[Information provided — start]

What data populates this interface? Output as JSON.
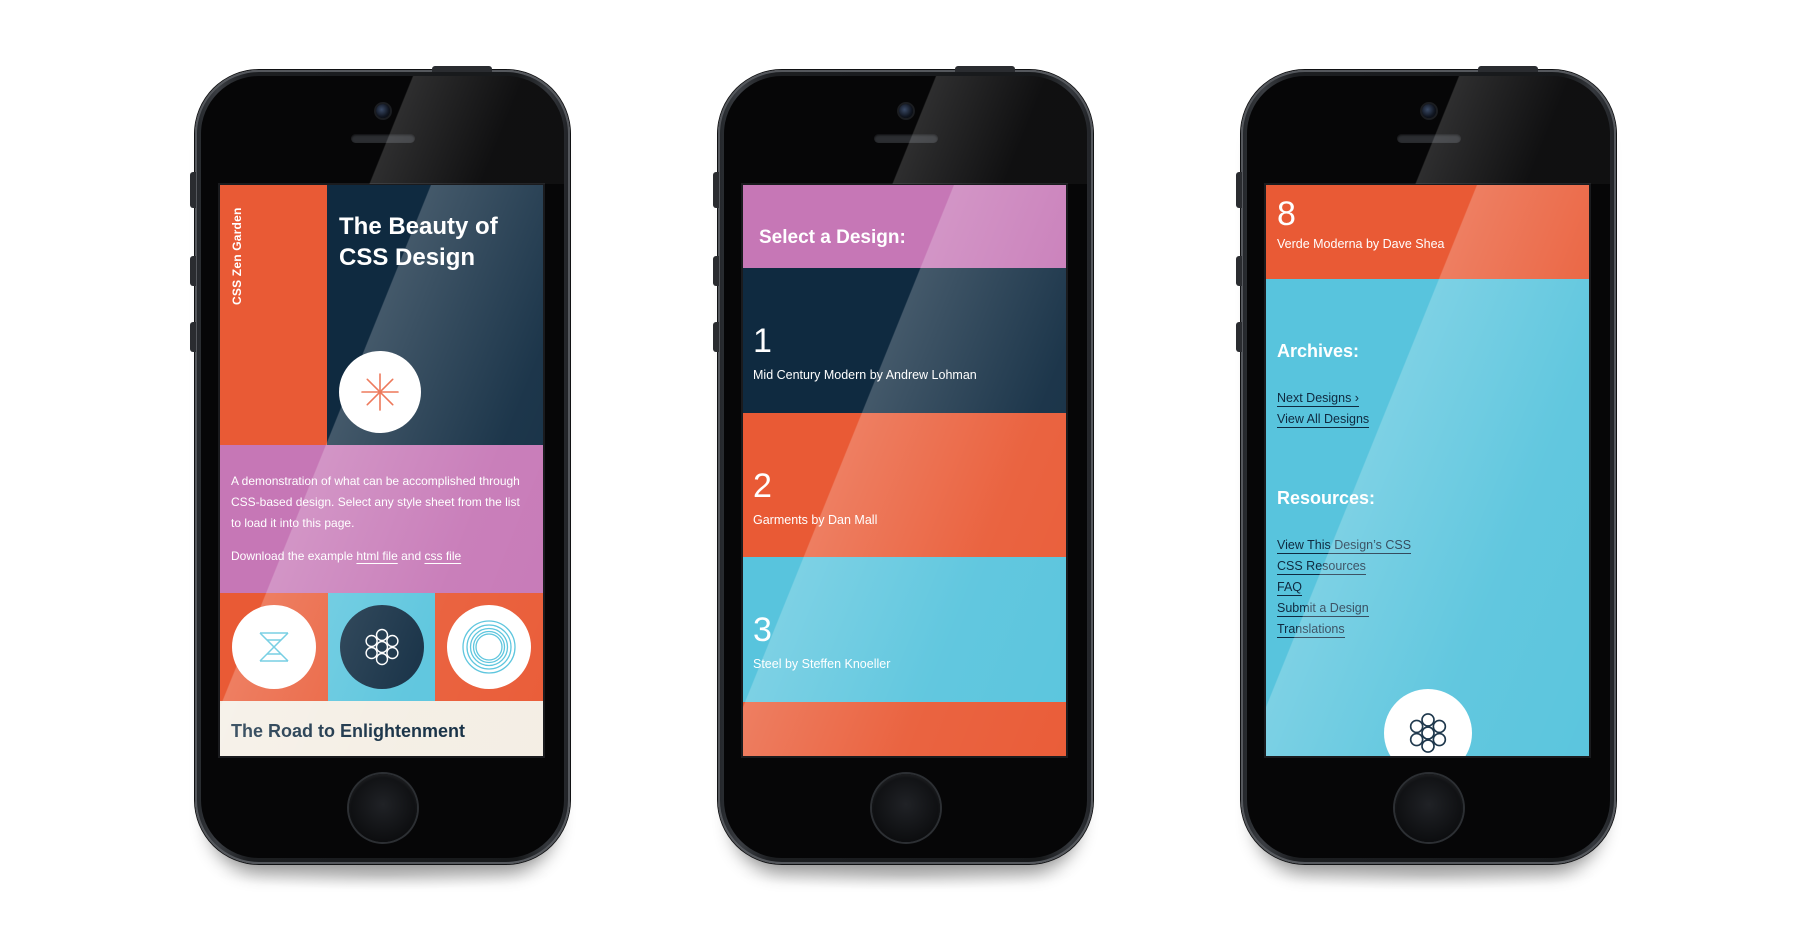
{
  "phones": {
    "home": {
      "sidebar_label": "CSS Zen Garden",
      "title": "The Beauty of CSS Design",
      "intro_text": "A demonstration of what can be accomplished through CSS-based design. Select any style sheet from the list to load it into this page.",
      "download": {
        "prefix": "Download the example",
        "html_link": "html file",
        "conjunction": "and",
        "css_link": "css file"
      },
      "footer_heading": "The Road to Enlightenment",
      "icons": [
        "asterisk-icon",
        "hourglass-icon",
        "flower-icon",
        "concentric-rings-icon"
      ]
    },
    "design_list": {
      "heading": "Select a Design:",
      "designs": [
        {
          "number": "1",
          "name": "Mid Century Modern by Andrew Lohman"
        },
        {
          "number": "2",
          "name": "Garments by Dan Mall"
        },
        {
          "number": "3",
          "name": "Steel by Steffen Knoeller"
        }
      ]
    },
    "archives": {
      "current": {
        "number": "8",
        "name": "Verde Moderna by Dave Shea"
      },
      "archives_heading": "Archives:",
      "archives_links": [
        "Next Designs ›",
        "View All Designs"
      ],
      "resources_heading": "Resources:",
      "resources_links": [
        "View This Design’s CSS",
        "CSS Resources",
        "FAQ",
        "Submit a Design",
        "Translations"
      ]
    }
  },
  "colors": {
    "orange": "#e95a35",
    "navy": "#0f2a40",
    "pink": "#c677b6",
    "cyan": "#58c4dd",
    "cream": "#f4eee4",
    "phone_body": "#1c1e21"
  }
}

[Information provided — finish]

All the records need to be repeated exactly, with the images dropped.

__Answer section__
What data populates this interface? Output as JSON.
{
  "phones": {
    "home": {
      "sidebar_label": "CSS Zen Garden",
      "title": "The Beauty of CSS Design",
      "intro_text": "A demonstration of what can be accomplished through CSS-based design. Select any style sheet from the list to load it into this page.",
      "download": {
        "prefix": "Download the example",
        "html_link": "html file",
        "conjunction": "and",
        "css_link": "css file"
      },
      "footer_heading": "The Road to Enlightenment",
      "icons": [
        "asterisk-icon",
        "hourglass-icon",
        "flower-icon",
        "concentric-rings-icon"
      ]
    },
    "design_list": {
      "heading": "Select a Design:",
      "designs": [
        {
          "number": "1",
          "name": "Mid Century Modern by Andrew Lohman"
        },
        {
          "number": "2",
          "name": "Garments by Dan Mall"
        },
        {
          "number": "3",
          "name": "Steel by Steffen Knoeller"
        }
      ]
    },
    "archives": {
      "current": {
        "number": "8",
        "name": "Verde Moderna by Dave Shea"
      },
      "archives_heading": "Archives:",
      "archives_links": [
        "Next Designs ›",
        "View All Designs"
      ],
      "resources_heading": "Resources:",
      "resources_links": [
        "View This Design’s CSS",
        "CSS Resources",
        "FAQ",
        "Submit a Design",
        "Translations"
      ]
    }
  },
  "colors": {
    "orange": "#e95a35",
    "navy": "#0f2a40",
    "pink": "#c677b6",
    "cyan": "#58c4dd",
    "cream": "#f4eee4",
    "phone_body": "#1c1e21"
  }
}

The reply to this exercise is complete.